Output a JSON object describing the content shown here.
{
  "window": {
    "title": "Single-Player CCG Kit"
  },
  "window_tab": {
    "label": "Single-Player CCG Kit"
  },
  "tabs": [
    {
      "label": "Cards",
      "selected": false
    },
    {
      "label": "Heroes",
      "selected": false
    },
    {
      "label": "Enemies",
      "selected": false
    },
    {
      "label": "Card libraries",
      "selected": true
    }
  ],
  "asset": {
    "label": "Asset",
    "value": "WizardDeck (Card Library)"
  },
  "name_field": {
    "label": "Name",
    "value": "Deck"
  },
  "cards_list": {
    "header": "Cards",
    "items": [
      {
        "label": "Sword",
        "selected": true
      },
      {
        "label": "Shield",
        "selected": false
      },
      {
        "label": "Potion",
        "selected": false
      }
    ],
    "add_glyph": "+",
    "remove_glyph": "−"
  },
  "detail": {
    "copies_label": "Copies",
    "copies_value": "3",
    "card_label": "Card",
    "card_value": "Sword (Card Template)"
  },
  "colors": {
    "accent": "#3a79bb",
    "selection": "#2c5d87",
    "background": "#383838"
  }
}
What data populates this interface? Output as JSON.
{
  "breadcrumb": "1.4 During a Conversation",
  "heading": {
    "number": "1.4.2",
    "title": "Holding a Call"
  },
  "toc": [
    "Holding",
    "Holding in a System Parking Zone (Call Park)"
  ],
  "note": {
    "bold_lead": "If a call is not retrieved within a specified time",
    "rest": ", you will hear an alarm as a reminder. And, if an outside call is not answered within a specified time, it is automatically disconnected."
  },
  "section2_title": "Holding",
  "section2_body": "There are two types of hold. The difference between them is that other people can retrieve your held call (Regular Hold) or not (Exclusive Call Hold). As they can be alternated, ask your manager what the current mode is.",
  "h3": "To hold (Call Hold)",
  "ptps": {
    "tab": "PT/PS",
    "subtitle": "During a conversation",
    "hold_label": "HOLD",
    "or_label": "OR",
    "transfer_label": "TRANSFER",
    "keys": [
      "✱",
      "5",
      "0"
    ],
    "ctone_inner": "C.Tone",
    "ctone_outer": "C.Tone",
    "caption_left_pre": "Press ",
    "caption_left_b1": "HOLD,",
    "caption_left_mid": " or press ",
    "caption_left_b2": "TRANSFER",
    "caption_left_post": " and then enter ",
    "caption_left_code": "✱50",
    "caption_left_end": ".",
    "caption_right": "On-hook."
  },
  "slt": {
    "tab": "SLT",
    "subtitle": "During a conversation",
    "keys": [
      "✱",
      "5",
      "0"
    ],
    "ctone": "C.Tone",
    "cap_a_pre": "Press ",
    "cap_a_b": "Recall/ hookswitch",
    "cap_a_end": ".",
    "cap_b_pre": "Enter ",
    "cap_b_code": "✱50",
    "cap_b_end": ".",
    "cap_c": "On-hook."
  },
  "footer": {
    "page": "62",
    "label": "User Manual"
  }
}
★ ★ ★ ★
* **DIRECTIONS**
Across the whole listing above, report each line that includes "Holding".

* **OUTPUT BELOW**
    "title": "Holding a Call"
    "Holding",
    "Holding in a System Parking Zone (Call Park)"
  "section2_title": "Holding",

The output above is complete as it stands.